*How to complete this task:*
Report how many lines of the data below contain "with". Give nothing besides the number.

[Data provided Boundary: Start]

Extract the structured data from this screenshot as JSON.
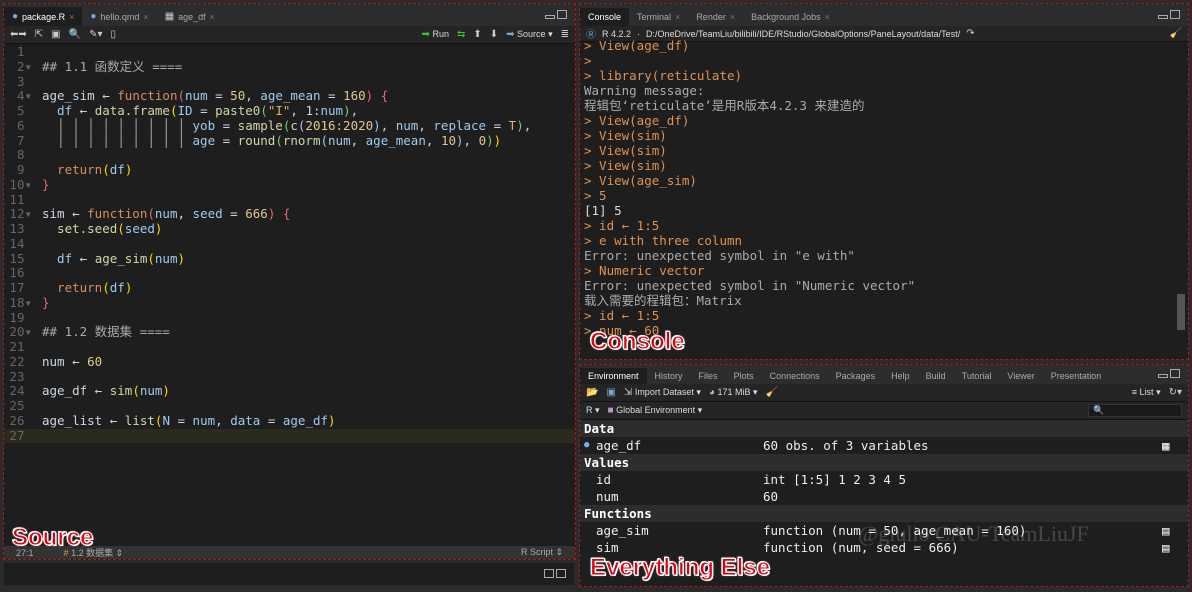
{
  "source": {
    "tabs": [
      {
        "label": "package.R",
        "active": true
      },
      {
        "label": "hello.qmd"
      },
      {
        "label": "age_df"
      }
    ],
    "toolbar": {
      "run": "Run",
      "source": "Source"
    },
    "lines": [
      [],
      [
        [
          "## 1.1 函数定义 ====",
          "c"
        ]
      ],
      [],
      [
        [
          "age_sim",
          "t"
        ],
        [
          " ← ",
          "t"
        ],
        [
          "function",
          "k"
        ],
        [
          "(",
          "r"
        ],
        [
          "num",
          "v"
        ],
        [
          " = ",
          "t"
        ],
        [
          "50",
          "n"
        ],
        [
          ", ",
          "t"
        ],
        [
          "age_mean",
          "v"
        ],
        [
          " = ",
          "t"
        ],
        [
          "160",
          "n"
        ],
        [
          ") {",
          "r"
        ]
      ],
      [
        [
          "  df",
          "v"
        ],
        [
          " ← ",
          "t"
        ],
        [
          "data.frame",
          "f"
        ],
        [
          "(",
          "p"
        ],
        [
          "ID",
          "v"
        ],
        [
          " = ",
          "t"
        ],
        [
          "paste0",
          "f"
        ],
        [
          "(",
          "g"
        ],
        [
          "\"I\"",
          "s"
        ],
        [
          ", 1:",
          "t"
        ],
        [
          "num",
          "v"
        ],
        [
          ")",
          "g"
        ],
        [
          ",",
          "t"
        ]
      ],
      [
        [
          "  │ │ │ │ │ │ │ │ │ ",
          "c"
        ],
        [
          "yob",
          "v"
        ],
        [
          " = ",
          "t"
        ],
        [
          "sample",
          "f"
        ],
        [
          "(",
          "g"
        ],
        [
          "c",
          "f"
        ],
        [
          "(",
          "v"
        ],
        [
          "2016:2020",
          "n"
        ],
        [
          ")",
          "v"
        ],
        [
          ", ",
          "t"
        ],
        [
          "num",
          "v"
        ],
        [
          ", ",
          "t"
        ],
        [
          "replace",
          "v"
        ],
        [
          " = ",
          "t"
        ],
        [
          "T",
          "s"
        ],
        [
          ")",
          "g"
        ],
        [
          ",",
          "t"
        ]
      ],
      [
        [
          "  │ │ │ │ │ │ │ │ │ ",
          "c"
        ],
        [
          "age",
          "v"
        ],
        [
          " = ",
          "t"
        ],
        [
          "round",
          "f"
        ],
        [
          "(",
          "g"
        ],
        [
          "rnorm",
          "f"
        ],
        [
          "(",
          "v"
        ],
        [
          "num",
          "v"
        ],
        [
          ", ",
          "t"
        ],
        [
          "age_mean",
          "v"
        ],
        [
          ", ",
          "t"
        ],
        [
          "10",
          "n"
        ],
        [
          ")",
          "v"
        ],
        [
          ", ",
          "t"
        ],
        [
          "0",
          "n"
        ],
        [
          ")",
          "g"
        ],
        [
          ")",
          "p"
        ]
      ],
      [],
      [
        [
          "  return",
          "k"
        ],
        [
          "(",
          "p"
        ],
        [
          "df",
          "v"
        ],
        [
          ")",
          "p"
        ]
      ],
      [
        [
          "}",
          "r"
        ]
      ],
      [],
      [
        [
          "sim",
          "t"
        ],
        [
          " ← ",
          "t"
        ],
        [
          "function",
          "k"
        ],
        [
          "(",
          "r"
        ],
        [
          "num",
          "v"
        ],
        [
          ", ",
          "t"
        ],
        [
          "seed",
          "v"
        ],
        [
          " = ",
          "t"
        ],
        [
          "666",
          "n"
        ],
        [
          ") {",
          "r"
        ]
      ],
      [
        [
          "  set.seed",
          "f"
        ],
        [
          "(",
          "p"
        ],
        [
          "seed",
          "v"
        ],
        [
          ")",
          "p"
        ]
      ],
      [],
      [
        [
          "  df",
          "v"
        ],
        [
          " ← ",
          "t"
        ],
        [
          "age_sim",
          "f"
        ],
        [
          "(",
          "p"
        ],
        [
          "num",
          "v"
        ],
        [
          ")",
          "p"
        ]
      ],
      [],
      [
        [
          "  return",
          "k"
        ],
        [
          "(",
          "p"
        ],
        [
          "df",
          "v"
        ],
        [
          ")",
          "p"
        ]
      ],
      [
        [
          "}",
          "r"
        ]
      ],
      [],
      [
        [
          "## 1.2 数据集 ====",
          "c"
        ]
      ],
      [],
      [
        [
          "num",
          "t"
        ],
        [
          " ← ",
          "t"
        ],
        [
          "60",
          "n"
        ]
      ],
      [],
      [
        [
          "age_df",
          "t"
        ],
        [
          " ← ",
          "t"
        ],
        [
          "sim",
          "f"
        ],
        [
          "(",
          "p"
        ],
        [
          "num",
          "v"
        ],
        [
          ")",
          "p"
        ]
      ],
      [],
      [
        [
          "age_list",
          "t"
        ],
        [
          " ← ",
          "t"
        ],
        [
          "list",
          "f"
        ],
        [
          "(",
          "p"
        ],
        [
          "N",
          "v"
        ],
        [
          " = ",
          "t"
        ],
        [
          "num",
          "v"
        ],
        [
          ", ",
          "t"
        ],
        [
          "data",
          "v"
        ],
        [
          " = ",
          "t"
        ],
        [
          "age_df",
          "v"
        ],
        [
          ")",
          "p"
        ]
      ],
      []
    ],
    "status": {
      "position": "27:1",
      "section": "1.2 数据集",
      "filetype": "R Script"
    },
    "region_label": "Source"
  },
  "console": {
    "tabs": [
      "Console",
      "Terminal",
      "Render",
      "Background Jobs"
    ],
    "version": "R 4.2.2",
    "path": "D:/OneDrive/TeamLiu/bilibili/IDE/RStudio/GlobalOptions/PaneLayout/data/Test/",
    "lines": [
      [
        "> View(age_df)",
        "cmd"
      ],
      [
        ">",
        "cmd"
      ],
      [
        "> library(reticulate)",
        "cmd"
      ],
      [
        "Warning message:",
        "warn"
      ],
      [
        "程辑包‘reticulate’是用R版本4.2.3 来建造的",
        "warn"
      ],
      [
        "> View(age_df)",
        "cmd"
      ],
      [
        "> View(sim)",
        "cmd"
      ],
      [
        "> View(sim)",
        "cmd"
      ],
      [
        "> View(sim)",
        "cmd"
      ],
      [
        "> View(age_sim)",
        "cmd"
      ],
      [
        "> 5",
        "cmd"
      ],
      [
        "[1] 5",
        "out"
      ],
      [
        "> id ← 1:5",
        "cmd"
      ],
      [
        "> e with three column",
        "cmd"
      ],
      [
        "Error: unexpected symbol in \"e with\"",
        "warn"
      ],
      [
        "> Numeric vector",
        "cmd"
      ],
      [
        "Error: unexpected symbol in \"Numeric vector\"",
        "warn"
      ],
      [
        "载入需要的程辑包：Matrix",
        "warn"
      ],
      [
        "> id ← 1:5",
        "cmd"
      ],
      [
        "> num ← 60",
        "cmd"
      ]
    ],
    "region_label": "Console"
  },
  "env": {
    "tabs": [
      "Environment",
      "History",
      "Files",
      "Plots",
      "Connections",
      "Packages",
      "Help",
      "Build",
      "Tutorial",
      "Viewer",
      "Presentation"
    ],
    "toolbar": {
      "import": "Import Dataset",
      "memory": "171 MiB",
      "view": "List",
      "lang": "R",
      "scope": "Global Environment"
    },
    "sections": [
      {
        "title": "Data",
        "rows": [
          [
            "age_df",
            "60 obs. of 3 variables"
          ]
        ]
      },
      {
        "title": "Values",
        "rows": [
          [
            "id",
            "int [1:5] 1 2 3 4 5"
          ],
          [
            "num",
            "60"
          ]
        ]
      },
      {
        "title": "Functions",
        "rows": [
          [
            "age_sim",
            "function (num = 50, age_mean = 160)"
          ],
          [
            "sim",
            "function (num, seed = 666)"
          ]
        ]
      }
    ],
    "watermark": "@giulio CAU-TeamLiuJF",
    "region_label": "Everything Else"
  }
}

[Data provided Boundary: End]

*Output for this task:*
2